Smoke coated the back of his throat, making it ache. His right hand clenched and unclenched. Lump snorted and stamped his front hooves. Where was Conlan? Where was the rest of their soldiers?
“I can’t see.” Cuana raked his dripping hair back from his face. “I don’t—”
And then, a glimmer of fire appeared in the midst of the gray smoke settled over the harbor. At first, just one and then two more and then, four, ten, twenty . . . until the entire harbor was filled with bobbing flames.
“What are they doing?” Lasair asked.
As if to answer him, the tiny balls of light rose in unison.
“No—” The word left Killen though he knew that protests were futile.
A barrage of flaming arrows rose like a flock of firebirds. They struck the walls of the outpost.
The thunder of was like no sound Killeen had ever heard. It pounded through his eardrums like a battalion of galloping horses. He was blinded by the eruption.
The ground shook. The horses reared. Gritting his teeth, Killeen clung to his reigns, every muscle straining to stop Lump from bolting. The horse rounded and started inland, but Killeen yanked him back around and was nearly hit by Falk, who had dumped Lasair and was racing away. When Falk had to swerve around Lump, he hesitated and slowed a few feet away. He looked back, blustering and tossing his head. Cuana dismounted a nervous, but obedient Orkan, to check on Lasair.
Cuana helped Lasair to his feet. “Are you—”
“Fine!” Lasair bellowed, rubbing the back of his head and casting a murderous glare back at the ruined outpost. He swore. “I’m fine.”
Killeen blinked the afterimage of the explosion from his vision.
Cuana and Lasair stood near the drop, where the narrow road swept down, zig-zagging to the harbor, looking up at him, as if he knew what it was they should do. He was about to tell them they should wait for reinforcements as Conlan had instructed. But then, Orkan whinnied in fear.
Cuana and Lasair barely had the chance to pull their swords before they were set upon.
Four Ulic leaped at them in dark blurs, like creatures of the fire smoke, armed with faintly glowing bluish swords.
Lasair was knocked to his back almost immediately.
Cuana twisted away in time to keep from losing his head.
Killeen blocked the strike intended for Lump and kicked the Ulic in the face, dropping him to the ground.
Lump reared and trampled the fallen Ulic.

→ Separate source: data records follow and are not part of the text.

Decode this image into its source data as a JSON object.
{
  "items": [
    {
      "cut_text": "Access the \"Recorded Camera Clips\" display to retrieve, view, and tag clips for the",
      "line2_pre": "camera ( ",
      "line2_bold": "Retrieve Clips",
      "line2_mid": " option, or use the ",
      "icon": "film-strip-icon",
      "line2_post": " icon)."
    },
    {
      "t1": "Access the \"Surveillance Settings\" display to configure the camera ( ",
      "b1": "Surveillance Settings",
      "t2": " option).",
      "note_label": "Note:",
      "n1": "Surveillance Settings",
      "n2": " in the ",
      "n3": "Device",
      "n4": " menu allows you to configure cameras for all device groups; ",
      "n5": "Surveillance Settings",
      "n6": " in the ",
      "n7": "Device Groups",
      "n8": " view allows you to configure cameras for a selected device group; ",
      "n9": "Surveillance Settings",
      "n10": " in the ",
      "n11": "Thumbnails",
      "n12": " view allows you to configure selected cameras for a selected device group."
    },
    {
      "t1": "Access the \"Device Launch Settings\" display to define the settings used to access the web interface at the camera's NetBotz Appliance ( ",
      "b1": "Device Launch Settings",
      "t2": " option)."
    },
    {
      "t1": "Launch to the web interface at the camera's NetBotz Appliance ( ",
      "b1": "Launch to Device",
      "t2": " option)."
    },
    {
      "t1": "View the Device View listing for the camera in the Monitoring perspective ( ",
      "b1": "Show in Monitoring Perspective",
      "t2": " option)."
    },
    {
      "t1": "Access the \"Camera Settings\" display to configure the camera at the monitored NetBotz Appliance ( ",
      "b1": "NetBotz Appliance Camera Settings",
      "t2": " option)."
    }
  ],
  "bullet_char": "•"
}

His skull cracked.
Four more appeared.
Cuana dispatched his first opponent, only to be met by two more.
Killeen slashed down at one, who stumbled. When Lump’s shoulder was grazed by the second, Killeen dismounted and forced the two Ulic back. Without shield, without armor.
He ran one through and shoved the other away.
As he did, three more climbed to rise from the road, but these moved without haste.
Their fluid ease dizzied Killeen, who’s mind was buzzing from the flurry of the fight, the smoke, the blood burning against his numb cheeks.
The newcomers were older than the first assailants.
One among the three prowled onto the rise in a billow of purple-lined black silk. The man’s head was shaved, his dark bronze scalp shining. His beard was black but for two white stripes either side of his mouth. His clothes were not embellished, as the others were, and he wore no jewelry, except for on his left ear, where along the curve of his lobe, sat a gold crescent.
The sight of him caused Killeen to freeze, his breath to seize, his grip on his sword to slacken.
The inkwells of his eyes settled on Killeen and then seemed to move through him, as though Killeen wasn’t there, as though he was no threat, as though he were already dead.
To show his utter disdain, the man mumbled to his two companions, and then turned his back to the knights, to look out over the harbor.
Killeen knew, with dread certainty, it was Arthor.